Finally, the FDA has accepted a New Drug Application (NDA) for midazolam nasal spray for the acute treatment of seizure clusters. The treatment, previously granted Orphan Drug and Fast Track designations, may be approved in early 2019, bringing another needed option to the table for providers and patients with epilepsy.New devices made their way to the epilepsy market, as well. The Embrace smartwatch, a wearable device designed to track generalized tonic-clonic seizures through advanced machine learning, was approved by the FDA in February. The smaller, wearable device was designed by Empatica Inc. with the intention of modernizing clinical technology.
“We wanted to design the world's first medical device that could win a design award while being used as a lifesaving product,” Matteo Lai, BSc, MCs, chief executive officer and co-founder, said at the time of approval. “Patients actually love Embrace and are proud to wear it.”
A therapeutic device, Medtronic’s Deep Brain Stimulation (DBS) electrical pulse therapy, was also approved this year—for adjunctive reduction of partial-onset seizures in patients aged 18 years or older who are refractory to at least 3 antiepileptic medications.
The device brings the FDA a step closer to addressing what Stanford Epilepsy Center director and lead SANTE trial investigator Robert Fisher, MD, PhD called an unsolved problem: antiepileptic drug-refractory epilepsy.
“DBS therapy will now serve as an important new treatment option, including for people with poorly localized or multiple regions of seizure origin,” Fisher said at the time.
The future of greater epilepsy care may include more consideration to technological advances. Studies such as those conducted by EpiFinder, Inc. and the Mayo Clinic, and reported earlier this year, found the former company’s eponymous application is near 90% accuracy in predicting epilepsy syndrome or alternative diagnosis in susceptible patients.
As more devices reach the FDA, regulatory expectations could help to improve their clinical accuracy and capabilities.
“We fall into a clinical decision support tool as a part of digital health platforms,” EpiFinder co-founder and chief strategy officer Neel Mehta, MS, said. “However, we are working with our healthcare advisory council to make sure that our applications are in alignment per the required approval from the government.”
This article is part of MD Magazine's This Year In Medicine 2018 series.
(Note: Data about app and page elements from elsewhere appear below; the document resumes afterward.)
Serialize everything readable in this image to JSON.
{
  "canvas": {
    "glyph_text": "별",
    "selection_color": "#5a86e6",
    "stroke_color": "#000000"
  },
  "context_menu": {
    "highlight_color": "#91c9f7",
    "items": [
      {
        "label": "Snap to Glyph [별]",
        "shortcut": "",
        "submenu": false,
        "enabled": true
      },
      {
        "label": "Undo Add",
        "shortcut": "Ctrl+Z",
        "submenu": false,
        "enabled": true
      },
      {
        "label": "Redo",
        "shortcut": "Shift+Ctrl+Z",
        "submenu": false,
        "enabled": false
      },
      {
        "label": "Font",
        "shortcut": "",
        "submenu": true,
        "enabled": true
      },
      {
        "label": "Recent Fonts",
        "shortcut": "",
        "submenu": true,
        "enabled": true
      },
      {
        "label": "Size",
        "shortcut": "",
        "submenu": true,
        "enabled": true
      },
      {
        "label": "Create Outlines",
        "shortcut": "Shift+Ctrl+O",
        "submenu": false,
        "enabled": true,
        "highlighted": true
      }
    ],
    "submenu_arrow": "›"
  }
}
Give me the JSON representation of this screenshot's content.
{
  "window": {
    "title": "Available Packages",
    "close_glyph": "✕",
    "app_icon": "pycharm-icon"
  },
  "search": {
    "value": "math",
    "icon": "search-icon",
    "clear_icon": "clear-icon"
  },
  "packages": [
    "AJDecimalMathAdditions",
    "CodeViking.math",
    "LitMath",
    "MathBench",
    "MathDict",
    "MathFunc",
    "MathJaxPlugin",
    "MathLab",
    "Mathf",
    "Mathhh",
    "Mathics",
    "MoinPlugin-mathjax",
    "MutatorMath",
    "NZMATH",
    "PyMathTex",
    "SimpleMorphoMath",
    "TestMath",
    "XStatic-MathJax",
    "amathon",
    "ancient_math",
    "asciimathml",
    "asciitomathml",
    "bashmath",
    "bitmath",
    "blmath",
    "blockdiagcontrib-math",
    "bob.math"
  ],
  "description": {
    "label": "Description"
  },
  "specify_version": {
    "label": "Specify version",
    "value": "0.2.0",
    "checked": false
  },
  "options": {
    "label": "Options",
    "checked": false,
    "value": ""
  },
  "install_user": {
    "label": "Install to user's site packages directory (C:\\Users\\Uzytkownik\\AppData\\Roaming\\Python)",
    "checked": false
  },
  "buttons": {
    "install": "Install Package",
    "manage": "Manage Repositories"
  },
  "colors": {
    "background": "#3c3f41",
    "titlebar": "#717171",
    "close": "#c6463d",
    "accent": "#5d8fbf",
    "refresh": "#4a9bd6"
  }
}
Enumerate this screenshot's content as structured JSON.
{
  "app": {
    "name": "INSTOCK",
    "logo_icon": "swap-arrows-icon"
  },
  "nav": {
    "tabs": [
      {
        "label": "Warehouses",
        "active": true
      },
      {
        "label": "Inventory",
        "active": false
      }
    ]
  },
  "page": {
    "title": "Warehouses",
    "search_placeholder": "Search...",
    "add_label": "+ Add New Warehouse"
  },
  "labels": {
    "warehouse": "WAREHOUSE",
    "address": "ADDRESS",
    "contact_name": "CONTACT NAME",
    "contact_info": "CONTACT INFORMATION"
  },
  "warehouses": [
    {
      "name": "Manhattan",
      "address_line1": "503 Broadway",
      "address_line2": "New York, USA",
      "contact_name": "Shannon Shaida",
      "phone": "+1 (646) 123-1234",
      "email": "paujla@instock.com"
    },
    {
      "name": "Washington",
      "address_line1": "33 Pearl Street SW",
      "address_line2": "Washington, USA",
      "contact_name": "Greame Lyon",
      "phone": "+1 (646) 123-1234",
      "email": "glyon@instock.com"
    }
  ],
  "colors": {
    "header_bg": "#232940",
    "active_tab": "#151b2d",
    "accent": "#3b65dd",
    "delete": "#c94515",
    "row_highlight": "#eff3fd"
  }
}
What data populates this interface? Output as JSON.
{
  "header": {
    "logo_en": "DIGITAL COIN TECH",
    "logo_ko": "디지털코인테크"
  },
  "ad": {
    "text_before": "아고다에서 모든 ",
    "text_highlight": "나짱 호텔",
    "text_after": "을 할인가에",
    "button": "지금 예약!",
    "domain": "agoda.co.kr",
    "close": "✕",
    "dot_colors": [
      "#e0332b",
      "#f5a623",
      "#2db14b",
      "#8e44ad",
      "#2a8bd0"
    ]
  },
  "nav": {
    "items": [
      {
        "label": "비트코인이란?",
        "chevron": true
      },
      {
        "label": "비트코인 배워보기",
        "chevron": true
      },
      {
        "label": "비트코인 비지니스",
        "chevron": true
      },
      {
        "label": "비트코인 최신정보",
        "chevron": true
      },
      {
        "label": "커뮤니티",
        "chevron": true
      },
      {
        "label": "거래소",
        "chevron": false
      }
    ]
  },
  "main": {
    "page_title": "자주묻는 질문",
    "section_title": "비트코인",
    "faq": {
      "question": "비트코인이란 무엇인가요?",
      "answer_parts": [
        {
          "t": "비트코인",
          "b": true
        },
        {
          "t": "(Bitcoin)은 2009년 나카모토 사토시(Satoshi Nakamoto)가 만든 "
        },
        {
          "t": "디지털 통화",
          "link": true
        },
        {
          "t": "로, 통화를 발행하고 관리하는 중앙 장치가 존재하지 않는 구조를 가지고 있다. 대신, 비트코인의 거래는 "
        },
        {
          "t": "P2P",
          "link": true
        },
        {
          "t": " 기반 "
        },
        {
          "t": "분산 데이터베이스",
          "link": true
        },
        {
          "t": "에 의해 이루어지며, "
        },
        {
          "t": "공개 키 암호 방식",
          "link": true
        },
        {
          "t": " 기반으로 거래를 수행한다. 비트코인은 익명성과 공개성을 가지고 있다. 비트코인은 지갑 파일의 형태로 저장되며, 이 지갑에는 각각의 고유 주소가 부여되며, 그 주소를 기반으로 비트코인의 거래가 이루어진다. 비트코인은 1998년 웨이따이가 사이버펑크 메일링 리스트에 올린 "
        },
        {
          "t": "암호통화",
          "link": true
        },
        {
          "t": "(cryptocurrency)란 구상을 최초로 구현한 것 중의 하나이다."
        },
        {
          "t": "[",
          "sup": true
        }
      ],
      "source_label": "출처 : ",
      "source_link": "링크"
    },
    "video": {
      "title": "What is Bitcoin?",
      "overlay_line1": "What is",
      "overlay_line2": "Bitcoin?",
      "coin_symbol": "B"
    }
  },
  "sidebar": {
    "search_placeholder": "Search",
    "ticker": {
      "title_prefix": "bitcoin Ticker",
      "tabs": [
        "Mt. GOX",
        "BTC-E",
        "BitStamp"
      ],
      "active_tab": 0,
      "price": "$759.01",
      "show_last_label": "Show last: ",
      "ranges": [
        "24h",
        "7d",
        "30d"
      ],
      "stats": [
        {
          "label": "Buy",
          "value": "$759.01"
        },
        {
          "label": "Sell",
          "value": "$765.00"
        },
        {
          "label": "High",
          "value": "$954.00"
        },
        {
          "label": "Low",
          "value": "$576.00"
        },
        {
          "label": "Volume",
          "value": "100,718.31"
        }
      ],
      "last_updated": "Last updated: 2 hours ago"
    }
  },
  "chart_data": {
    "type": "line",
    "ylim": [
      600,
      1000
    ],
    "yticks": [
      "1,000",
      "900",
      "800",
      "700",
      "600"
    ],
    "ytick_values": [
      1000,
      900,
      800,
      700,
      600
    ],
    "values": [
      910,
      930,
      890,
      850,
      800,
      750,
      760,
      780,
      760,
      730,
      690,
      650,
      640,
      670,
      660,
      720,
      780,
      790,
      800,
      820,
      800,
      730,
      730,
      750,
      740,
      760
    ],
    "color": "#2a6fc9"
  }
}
To read more from the series, check out the links below and follow us on Twitter at @MDMagazine.Finding and Treating the Young Hepatitis C Patient